Pickell: We’re one of the only modular builders in the U.S. using one-trip shipping containers. They carry dry goods from China to the United States. They’re essentially brand new; we reject probably 1 percent for warranty. Our final product, GrowthPoint Modules, is different in that we use that original framework of the container for the end product.
Some companies modify the integrity; they use pieces of it during the demo phase. We’ve developed plans that received approval across multiple regulatory bodies. Utilizing the structural framework and integrity, we build on that and ultimately build reinforced structural steel modules based on that container. That’s a big way we’re different.
Also, a lot of module builders use a technique similar to the way you build out onsite. Picture a timelapse of how construction works, and we’re bringing more principles—from almost all the manufacturing to watching an entire structure be built—down assembly lines with laser-focused automation; it’s an assembly line approach. Between those various factors, we’re fundamentally different from anyone out there we know about.
V1 Media: How might increased natural disasters or climate change affect the need and desirability for modular building?
Pickell: You’ve seen what’s happened recently with one of the largest fires in the history of California and the devastation that it caused. Our buildings can withstand severe weather conditions, where stick-built construction just can’t compete.
Take a hurricane or severe flooding. We’re a viable option for rebuilding entire communities very quickly, efficiently and cost effectively. Our product also can withstand some of the most severe weather conditions, and it gives owners and builders peace of mind.
Take the Getty. There are a lot of articles being written on how they didn’t even move the artwork out of the Getty. That’s the safest place for things to be, so severe winds, hundred-plus mile-per-hour winds, fires … Some stick buildings are built to withstand fire for a certain number of hours. Our containers are closer to non-combustible, and steel is always going to be more durable and have a longer useful life than wood.
V1 Media: You built a new facility in Carson, California. Can you tell me a little bit about that facility and what’s unique about it?
Pickell: It’s unique because of the culture we’re trying to portray and embody. There’s really very limited separation between the factory and office staff, and there’s this belief that what we do matters. Everyone values the work that everyone else is doing, but there’s a mission that’s larger than all of us. Every project I’ve ever worked on, I’ve been part of a mission.
I haven’t worked on getting the first man to Mars, but, to me, they all feel similar; we’re trying to accomplish this really large goal, and we’re all trying to make our processes and product better as we gain more knowledge and experience. Bringing a really diverse group of people, sometimes you need to bring in people outside of an industry to solve the challenges in an industry. I think that’s very unique.
Also, just bringing manufacturing into home building. California is a major market for building and construction. To see manufacturing coming back to California to solve a crisis in offering affordable construction, that’s also important to the entire equation.
V1 Media: Is there anything you’d like to add?

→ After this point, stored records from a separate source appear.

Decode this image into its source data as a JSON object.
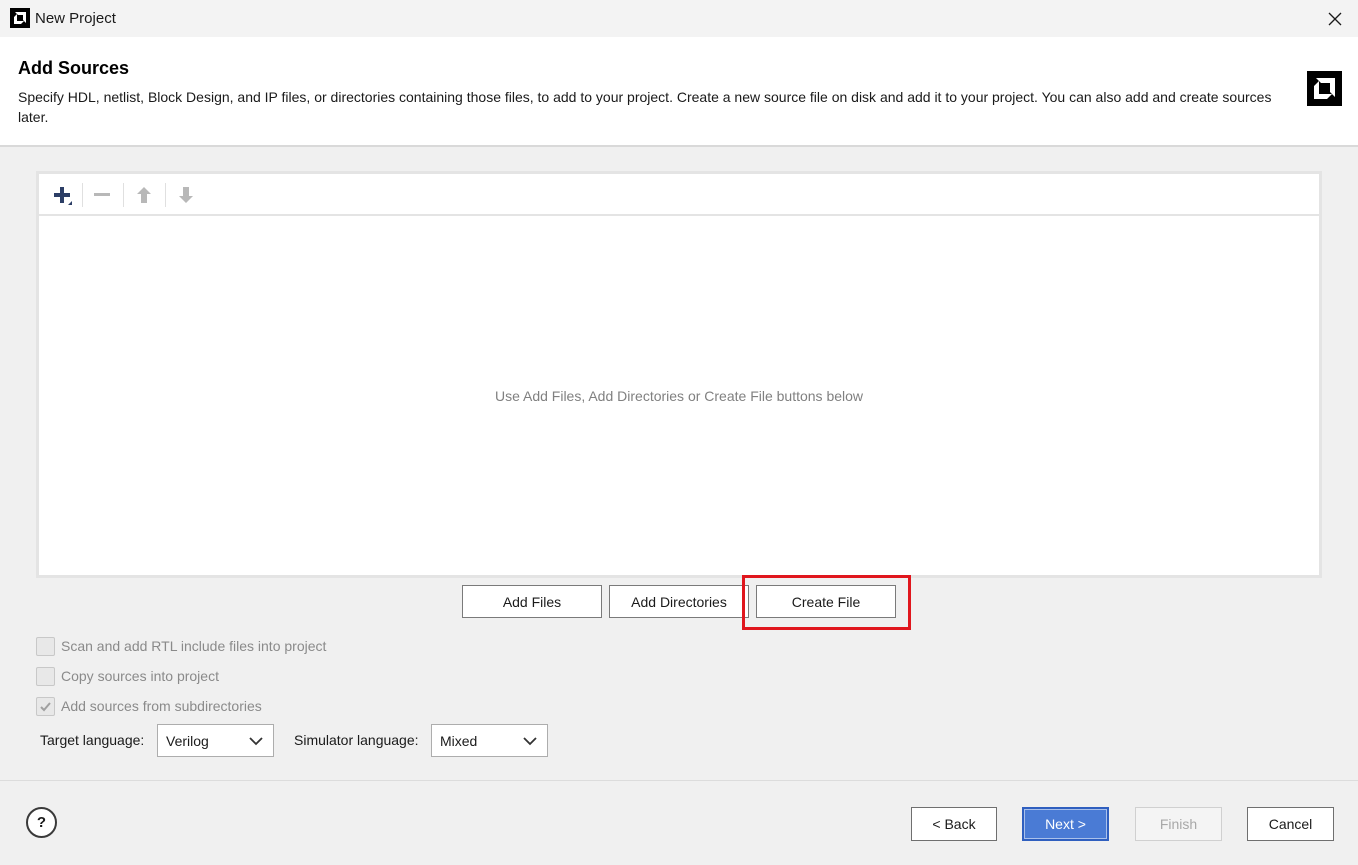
{
  "window": {
    "title": "New Project"
  },
  "header": {
    "title": "Add Sources",
    "description": "Specify HDL, netlist, Block Design, and IP files, or directories containing those files, to add to your project. Create a new source file on disk and add it to your project. You can also add and create sources later."
  },
  "toolbar": {
    "icons": [
      "add-icon",
      "remove-icon",
      "move-up-icon",
      "move-down-icon"
    ]
  },
  "sources_panel": {
    "empty_hint": "Use Add Files, Add Directories or Create File buttons below"
  },
  "actions": {
    "add_files": "Add Files",
    "add_directories": "Add Directories",
    "create_file": "Create File"
  },
  "options": [
    {
      "label": "Scan and add RTL include files into project",
      "checked": false,
      "enabled": false
    },
    {
      "label": "Copy sources into project",
      "checked": false,
      "enabled": false
    },
    {
      "label": "Add sources from subdirectories",
      "checked": true,
      "enabled": false
    }
  ],
  "languages": {
    "target_label": "Target language:",
    "target_value": "Verilog",
    "simulator_label": "Simulator language:",
    "simulator_value": "Mixed"
  },
  "footer": {
    "help": "?",
    "back": "< Back",
    "next": "Next >",
    "finish": "Finish",
    "cancel": "Cancel"
  },
  "colors": {
    "highlight": "#e0161d",
    "primary_button": "#4a7bd5"
  }
}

Pickell: I think one of the slowest industries to adapt to change—and adopt new methods and technologies—has been construction. If you think about it, it’s as if every person in the United States needs a “custom-fit suit” for where they live right now; it just doesn’t make a lot of sense.
We’ve learned a lot through other industries, and I think whether we want it or not, and I think we do, I think it will bring efficiency. Disruption is coming quickly to the building industry, and I think it’s been a long time coming. But in a decade, it will, in many ways, be almost unrecognizable. I think people need to embrace that change, or they’re going to be left behind.